Readers appreciate the promise offered by these posts. Lists help them feel that challenging issues can be overcome, says psychiatrist Carrie Barron. Lists also help people set priorities and separate “the minutiae from what matters,” as Barron puts it.
As the co-founder of List.ly, Nick Kellet contends that lists help us feel smarter, actually make us smarter and help extend our memory. “When many people contribute to the same list, you get a collective record of the crowd’s wisdom,” he says.

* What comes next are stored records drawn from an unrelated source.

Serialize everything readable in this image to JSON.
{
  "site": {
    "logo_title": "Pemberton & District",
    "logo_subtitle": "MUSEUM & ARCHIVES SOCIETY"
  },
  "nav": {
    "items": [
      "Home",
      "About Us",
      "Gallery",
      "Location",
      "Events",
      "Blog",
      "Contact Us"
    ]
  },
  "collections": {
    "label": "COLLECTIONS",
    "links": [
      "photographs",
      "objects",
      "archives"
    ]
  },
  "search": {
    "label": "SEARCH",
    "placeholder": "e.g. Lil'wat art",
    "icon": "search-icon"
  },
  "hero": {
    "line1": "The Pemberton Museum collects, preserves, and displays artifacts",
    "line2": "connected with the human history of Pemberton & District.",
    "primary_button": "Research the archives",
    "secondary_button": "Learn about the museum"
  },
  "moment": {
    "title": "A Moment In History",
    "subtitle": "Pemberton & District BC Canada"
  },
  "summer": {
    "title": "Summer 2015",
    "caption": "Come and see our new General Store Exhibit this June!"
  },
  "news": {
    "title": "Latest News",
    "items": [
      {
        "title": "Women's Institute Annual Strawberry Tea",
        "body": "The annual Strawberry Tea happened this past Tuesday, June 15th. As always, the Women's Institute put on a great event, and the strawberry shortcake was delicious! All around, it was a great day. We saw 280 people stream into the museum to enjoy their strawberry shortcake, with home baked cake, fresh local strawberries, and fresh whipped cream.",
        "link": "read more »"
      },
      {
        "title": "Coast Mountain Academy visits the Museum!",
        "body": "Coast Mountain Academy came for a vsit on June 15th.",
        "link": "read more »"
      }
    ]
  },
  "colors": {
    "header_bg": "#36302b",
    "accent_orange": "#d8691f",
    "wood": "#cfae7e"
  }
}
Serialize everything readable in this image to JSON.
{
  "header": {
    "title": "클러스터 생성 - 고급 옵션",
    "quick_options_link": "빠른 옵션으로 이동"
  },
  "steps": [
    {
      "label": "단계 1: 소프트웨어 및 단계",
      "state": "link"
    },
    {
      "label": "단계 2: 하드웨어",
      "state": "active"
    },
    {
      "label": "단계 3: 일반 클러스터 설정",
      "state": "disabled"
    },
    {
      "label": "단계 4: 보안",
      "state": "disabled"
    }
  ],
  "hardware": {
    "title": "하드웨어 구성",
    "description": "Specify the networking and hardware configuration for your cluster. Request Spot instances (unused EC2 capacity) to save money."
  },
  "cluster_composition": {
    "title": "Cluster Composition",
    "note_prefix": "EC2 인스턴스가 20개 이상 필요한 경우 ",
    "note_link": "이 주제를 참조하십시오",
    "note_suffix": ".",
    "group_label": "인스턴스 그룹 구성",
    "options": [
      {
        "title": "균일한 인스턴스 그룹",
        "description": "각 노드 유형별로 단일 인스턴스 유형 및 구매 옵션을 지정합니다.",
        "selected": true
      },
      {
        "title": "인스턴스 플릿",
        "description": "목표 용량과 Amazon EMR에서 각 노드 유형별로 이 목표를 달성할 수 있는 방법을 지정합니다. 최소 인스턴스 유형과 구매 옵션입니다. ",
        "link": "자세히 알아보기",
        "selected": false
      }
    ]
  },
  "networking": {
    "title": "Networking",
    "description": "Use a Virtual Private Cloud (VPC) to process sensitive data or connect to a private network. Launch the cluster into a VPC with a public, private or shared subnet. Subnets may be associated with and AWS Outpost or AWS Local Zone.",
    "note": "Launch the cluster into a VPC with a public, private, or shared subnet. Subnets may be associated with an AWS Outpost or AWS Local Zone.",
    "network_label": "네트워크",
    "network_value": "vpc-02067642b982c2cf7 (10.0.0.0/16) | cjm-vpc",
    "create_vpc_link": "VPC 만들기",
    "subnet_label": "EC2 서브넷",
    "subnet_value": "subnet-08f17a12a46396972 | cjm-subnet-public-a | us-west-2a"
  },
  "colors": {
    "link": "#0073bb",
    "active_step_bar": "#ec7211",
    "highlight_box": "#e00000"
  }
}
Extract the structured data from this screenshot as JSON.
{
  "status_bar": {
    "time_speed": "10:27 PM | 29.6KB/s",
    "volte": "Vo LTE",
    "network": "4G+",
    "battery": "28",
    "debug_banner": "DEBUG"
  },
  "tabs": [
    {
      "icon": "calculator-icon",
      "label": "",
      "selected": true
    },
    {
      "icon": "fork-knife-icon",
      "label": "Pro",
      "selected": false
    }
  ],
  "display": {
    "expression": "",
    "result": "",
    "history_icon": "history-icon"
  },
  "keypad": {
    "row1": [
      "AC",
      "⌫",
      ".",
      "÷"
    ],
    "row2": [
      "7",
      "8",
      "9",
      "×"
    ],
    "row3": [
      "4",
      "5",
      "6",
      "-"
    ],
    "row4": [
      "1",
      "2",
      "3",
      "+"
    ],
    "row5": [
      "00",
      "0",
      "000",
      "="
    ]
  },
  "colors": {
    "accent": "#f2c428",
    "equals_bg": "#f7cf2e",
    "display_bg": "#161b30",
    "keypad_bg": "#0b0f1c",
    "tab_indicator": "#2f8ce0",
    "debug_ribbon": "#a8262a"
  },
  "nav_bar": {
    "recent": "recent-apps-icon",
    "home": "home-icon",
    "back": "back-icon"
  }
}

Writers like lists, too. Sadly, they sometimes use them as a crutch. Here’s a primer on how to write better lists: